======== Dataset entries ========
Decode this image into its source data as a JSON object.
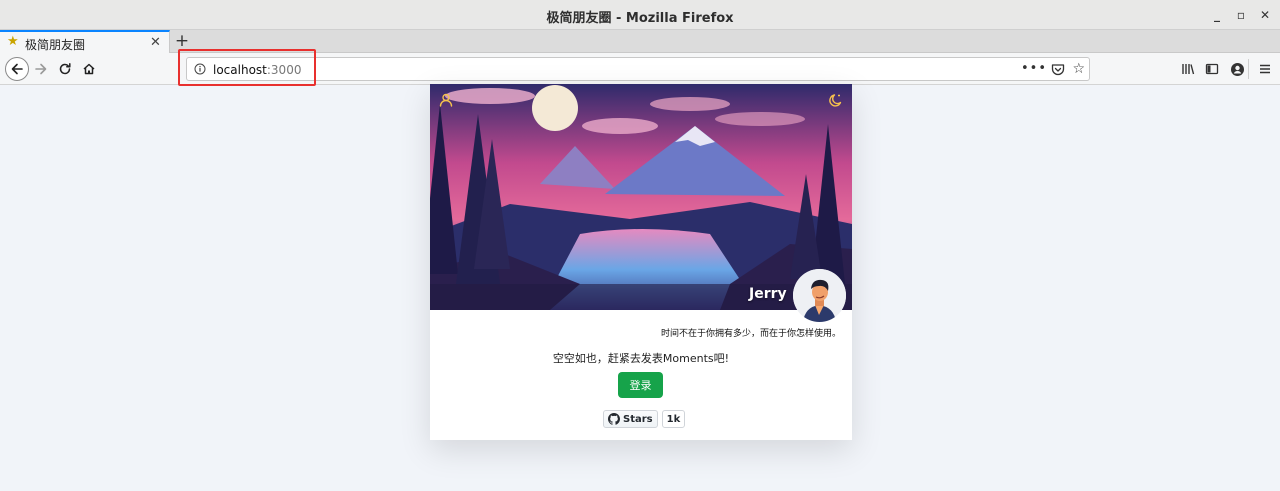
{
  "window": {
    "title": "极简朋友圈 - Mozilla Firefox",
    "min_glyph": "_",
    "max_glyph": "▫",
    "close_glyph": "✕"
  },
  "tabs": [
    {
      "label": "极简朋友圈",
      "icon": "star-icon"
    }
  ],
  "tabbar": {
    "close_glyph": "✕",
    "new_tab_glyph": "+"
  },
  "urlbar": {
    "host": "localhost",
    "port": ":3000",
    "more_glyph": "•••",
    "bookmark_glyph": "☆"
  },
  "page": {
    "username": "Jerry",
    "motto": "时间不在于你拥有多少，而在于你怎样使用。",
    "empty_message": "空空如也，赶紧去发表Moments吧!",
    "login_label": "登录",
    "github": {
      "stars_label": "Stars",
      "count": "1k"
    }
  },
  "colors": {
    "accent_green": "#16a34a",
    "firefox_blue": "#0a84ff",
    "highlight_red": "#e8302e",
    "background": "#f1f4f9"
  }
}
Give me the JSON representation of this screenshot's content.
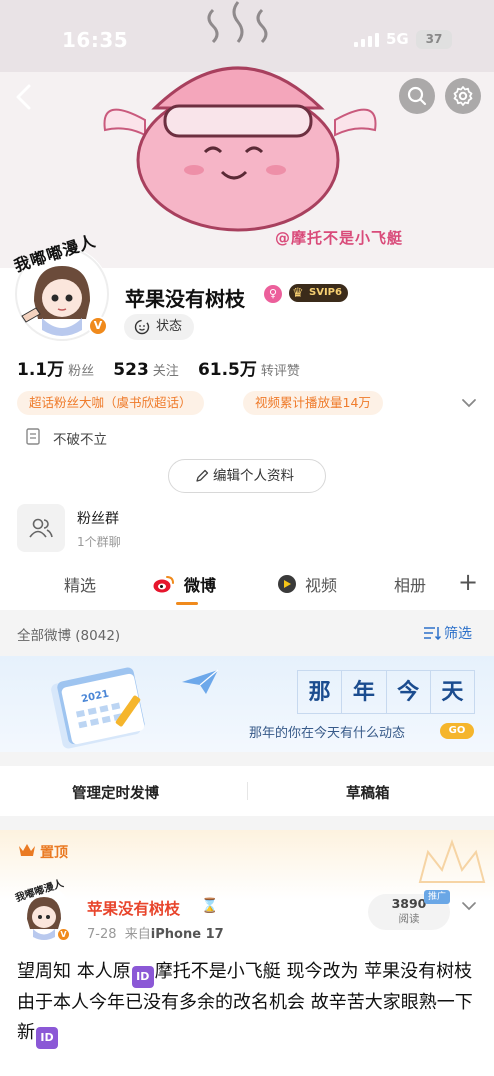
{
  "status_bar": {
    "time": "16:35",
    "network": "5G",
    "battery": "37"
  },
  "banner": {
    "watermark": "@摩托不是小飞艇"
  },
  "profile": {
    "avatar_sticker": "我嘟嘟漫人",
    "verified_badge": "V",
    "name": "苹果没有树枝",
    "svip_label": "SVIP6",
    "status_label": "状态",
    "stats": [
      {
        "value": "1.1万",
        "label": "粉丝"
      },
      {
        "value": "523",
        "label": "关注"
      },
      {
        "value": "61.5万",
        "label": "转评赞"
      }
    ],
    "tags": [
      "超话粉丝大咖（虞书欣超话）",
      "视频累计播放量14万"
    ],
    "bio": "不破不立",
    "edit_button": "编辑个人资料",
    "fans_group": {
      "title": "粉丝群",
      "subtitle": "1个群聊"
    }
  },
  "tabs": [
    {
      "label": "精选"
    },
    {
      "label": "微博"
    },
    {
      "label": "视频"
    },
    {
      "label": "相册"
    }
  ],
  "feed_header": {
    "all_label": "全部微博 (8042)",
    "filter_label": "筛选"
  },
  "memory_card": {
    "chars": [
      "那",
      "年",
      "今",
      "天"
    ],
    "subtitle": "那年的你在今天有什么动态",
    "go_label": "GO"
  },
  "actions": {
    "scheduled": "管理定时发博",
    "drafts": "草稿箱"
  },
  "pinned_post": {
    "pin_label": "置顶",
    "author": "苹果没有树枝",
    "date": "7-28",
    "source_prefix": "来自",
    "source": "iPhone 17",
    "read_count": "3890",
    "read_label": "阅读",
    "promo_label": "推广",
    "text_1": "望周知 本人原",
    "text_2": "摩托不是小飞艇 现今改为 苹果没有树枝 由于本人今年已没有多余的改名机会 故辛苦大家眼熟一下新",
    "id_badge": "ID"
  },
  "colors": {
    "accent": "#f08a1c",
    "name_red": "#e8452c",
    "link_blue": "#2c70c9",
    "tag_orange": "#ef7b2b"
  }
}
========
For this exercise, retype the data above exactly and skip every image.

Decode this image into its source data as a JSON object.
{
  "window": {
    "title": "极简朋友圈 - Mozilla Firefox",
    "min_glyph": "_",
    "max_glyph": "▫",
    "close_glyph": "✕"
  },
  "tabs": [
    {
      "label": "极简朋友圈",
      "icon": "star-icon"
    }
  ],
  "tabbar": {
    "close_glyph": "✕",
    "new_tab_glyph": "+"
  },
  "urlbar": {
    "host": "localhost",
    "port": ":3000",
    "more_glyph": "•••",
    "bookmark_glyph": "☆"
  },
  "page": {
    "username": "Jerry",
    "motto": "时间不在于你拥有多少，而在于你怎样使用。",
    "empty_message": "空空如也，赶紧去发表Moments吧!",
    "login_label": "登录",
    "github": {
      "stars_label": "Stars",
      "count": "1k"
    }
  },
  "colors": {
    "accent_green": "#16a34a",
    "firefox_blue": "#0a84ff",
    "highlight_red": "#e8302e",
    "background": "#f1f4f9"
  }
}
Give me the JSON representation of this screenshot's content.
{
  "status_bar": {
    "time": "16:35",
    "network": "5G",
    "battery": "37"
  },
  "banner": {
    "watermark": "@摩托不是小飞艇"
  },
  "profile": {
    "avatar_sticker": "我嘟嘟漫人",
    "verified_badge": "V",
    "name": "苹果没有树枝",
    "svip_label": "SVIP6",
    "status_label": "状态",
    "stats": [
      {
        "value": "1.1万",
        "label": "粉丝"
      },
      {
        "value": "523",
        "label": "关注"
      },
      {
        "value": "61.5万",
        "label": "转评赞"
      }
    ],
    "tags": [
      "超话粉丝大咖（虞书欣超话）",
      "视频累计播放量14万"
    ],
    "bio": "不破不立",
    "edit_button": "编辑个人资料",
    "fans_group": {
      "title": "粉丝群",
      "subtitle": "1个群聊"
    }
  },
  "tabs": [
    {
      "label": "精选"
    },
    {
      "label": "微博"
    },
    {
      "label": "视频"
    },
    {
      "label": "相册"
    }
  ],
  "feed_header": {
    "all_label": "全部微博 (8042)",
    "filter_label": "筛选"
  },
  "memory_card": {
    "chars": [
      "那",
      "年",
      "今",
      "天"
    ],
    "subtitle": "那年的你在今天有什么动态",
    "go_label": "GO"
  },
  "actions": {
    "scheduled": "管理定时发博",
    "drafts": "草稿箱"
  },
  "pinned_post": {
    "pin_label": "置顶",
    "author": "苹果没有树枝",
    "date": "7-28",
    "source_prefix": "来自",
    "source": "iPhone 17",
    "read_count": "3890",
    "read_label": "阅读",
    "promo_label": "推广",
    "text_1": "望周知 本人原",
    "text_2": "摩托不是小飞艇 现今改为 苹果没有树枝 由于本人今年已没有多余的改名机会 故辛苦大家眼熟一下新",
    "id_badge": "ID"
  },
  "colors": {
    "accent": "#f08a1c",
    "name_red": "#e8452c",
    "link_blue": "#2c70c9",
    "tag_orange": "#ef7b2b"
  }
}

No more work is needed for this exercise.